He says he didn’t see it coming. The caretaker, he says, had not informed them that the National Construction Authority had marked their building for demolition on account of its construction on riparian land and a lack of structural integrity.
“I first had concerns about its safety that very night when I got home at about 8pm and heard my neighbours wonder at cracks forming on the building,” Okello, who resided in the Huruma residential property that came down on Friday night due to heavy rains, tells Capital News.

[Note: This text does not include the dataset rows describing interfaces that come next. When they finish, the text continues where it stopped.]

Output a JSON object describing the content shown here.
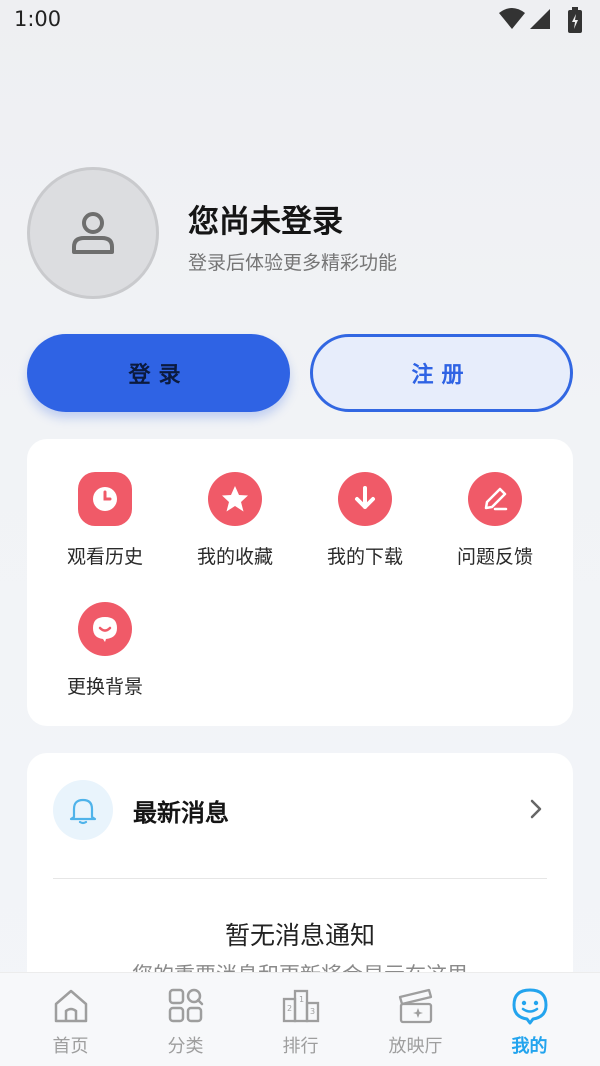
{
  "status_bar": {
    "time": "1:00",
    "icons": [
      "wifi-icon",
      "signal-icon",
      "battery-icon"
    ]
  },
  "profile": {
    "title": "您尚未登录",
    "subtitle": "登录后体验更多精彩功能",
    "avatar_icon": "user-icon"
  },
  "buttons": {
    "login": "登录",
    "register": "注册"
  },
  "menu": {
    "items": [
      {
        "label": "观看历史",
        "icon": "clock-icon"
      },
      {
        "label": "我的收藏",
        "icon": "star-icon"
      },
      {
        "label": "我的下载",
        "icon": "download-icon"
      },
      {
        "label": "问题反馈",
        "icon": "pencil-icon"
      },
      {
        "label": "更换背景",
        "icon": "chat-bubble-icon"
      }
    ]
  },
  "messages": {
    "title": "最新消息",
    "empty_title": "暂无消息通知",
    "empty_subtitle": "您的重要消息和更新将会显示在这里"
  },
  "tabbar": {
    "tabs": [
      {
        "label": "首页",
        "icon": "home-icon"
      },
      {
        "label": "分类",
        "icon": "category-icon"
      },
      {
        "label": "排行",
        "icon": "ranking-icon"
      },
      {
        "label": "放映厅",
        "icon": "clapper-icon"
      },
      {
        "label": "我的",
        "icon": "profile-face-icon",
        "active": true
      }
    ]
  },
  "colors": {
    "primary": "#2f63e4",
    "accent_red": "#f05a68",
    "tab_active": "#23a4ee",
    "tab_inactive": "#9e9e9e"
  }
}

Erastus Otieno who lies in the hospital bed next to him had inkling. He’d only shared the one-roomed flat with a fellow student for three months but he’d heard rumours; rumours that the Construction Authority had found the building unsuitable for habitation.
Only there hadn’t been a way for him to know for certain as, he learnt later, his landlord had the ‘X’ marks painted over.
Besides, he admits, at Sh4,000 a month, the rent – especially when split in two – was all a student could hope for.
But now, homeless and without belongings — except for the clothes on his back – the cost of shrugging off the concerns seems much higher.
And for Okello, a welder, who shared the one room with his wife and three children, the cost could have been much, much higher had his family not been out of the house. “They’d gone to the shops.”
So side by side they nurse their wounds and broken bones; having faced their mortality and grateful that their housemates were unscathed.
Still, despite Health Cabinet Secretary Cleopha Mailu’s assurances that they would not suffer the additional strain of hospital bills, they have months of recovery to go through and the trauma of having the walls of what was meant to be your sanctuary, cave in on you.